Mediterranean fruit fly (Ceratitis capitata)
The Mediterranean fruit fly (Medfly) is a hugely destructive agricultural pest, attacking more than 250 kinds of fruits, nuts and vegetables. It is found throughout Africa, South and Central America, the Mediterranean and parts of Australia, causing widespread damage and a severe economic impact on growers.
Medfly is difficult to control with existing methods and some tools used in the past are not always available today. For example the insecticide fenthion, used to control fruit fly in Australia, was recently banned in the country after assessment showed that it may “pose undue risks to human health and the environment.”
Read more about how our solution works here.

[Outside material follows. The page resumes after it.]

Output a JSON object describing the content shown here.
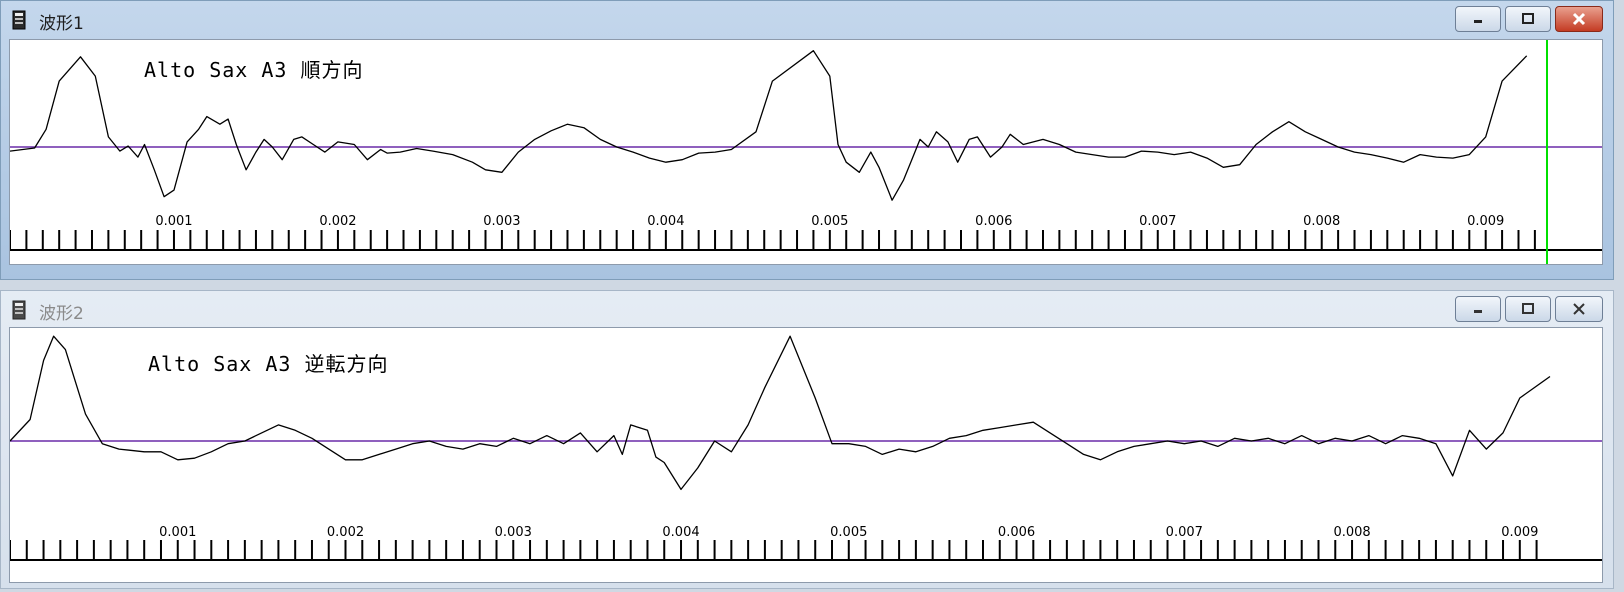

Our self-limiting Medfly has been assessed in contained studies in the UK, Greece, Brazil, Morocco and Australia. This research has shown that it can be very effective at reducing pest populations: in cage studies, pest populations were effectively eliminated within 12 weeks. Trials have also demonstrated that releases of our male Medfly resulted in an increased yield of marketable fruit compared to treatment with the leading insecticide. Our product therefore has the potential to be more cost-effective for the same level of control provided.
We have been working closely with the Department of Primary Industries and Regional Development (DPIRD) to test our self-limiting Medfly.
In a 2016 study, DPIRD compared the mating performance of our Medfly with that of insects sterilized with radiation, to examine whether our solution offered an improved option for industry to control Medfly. As reported by DPIRD, the mating performance of our Medfly “was comparable with that of sterile males irradiated at low levels, and exceeded that of sterile males treated with a higher dose of radiation which is used to provide a better guarantee of sterility.”
DPIRD is now in consultation with Australian Government regulatory bodies to begin testing our Medfly in open-field trials.
- What kind of crop does it damage?
Attacks more than 250 kinds of fruits, nuts and vegetables. Prefers succulent fruit like melons, peaches, tomatoes and apples.
- How does it damage them?
Female Medfly lay their eggs under the skin of ripening fruit. Larvae eat the flesh of the fruit making it unsaleable and leaving tunnels which help bacteria and fungus to invade.
- Where is it found?
Africa, South and Central America, the Mediterranean, Western Australia and Hawaii. Periodic infestations have occurred in the southern and western United States.
- What are the economic costs?
In Western Australia alone, Medfly costs growers more than AU$10 million/year to control.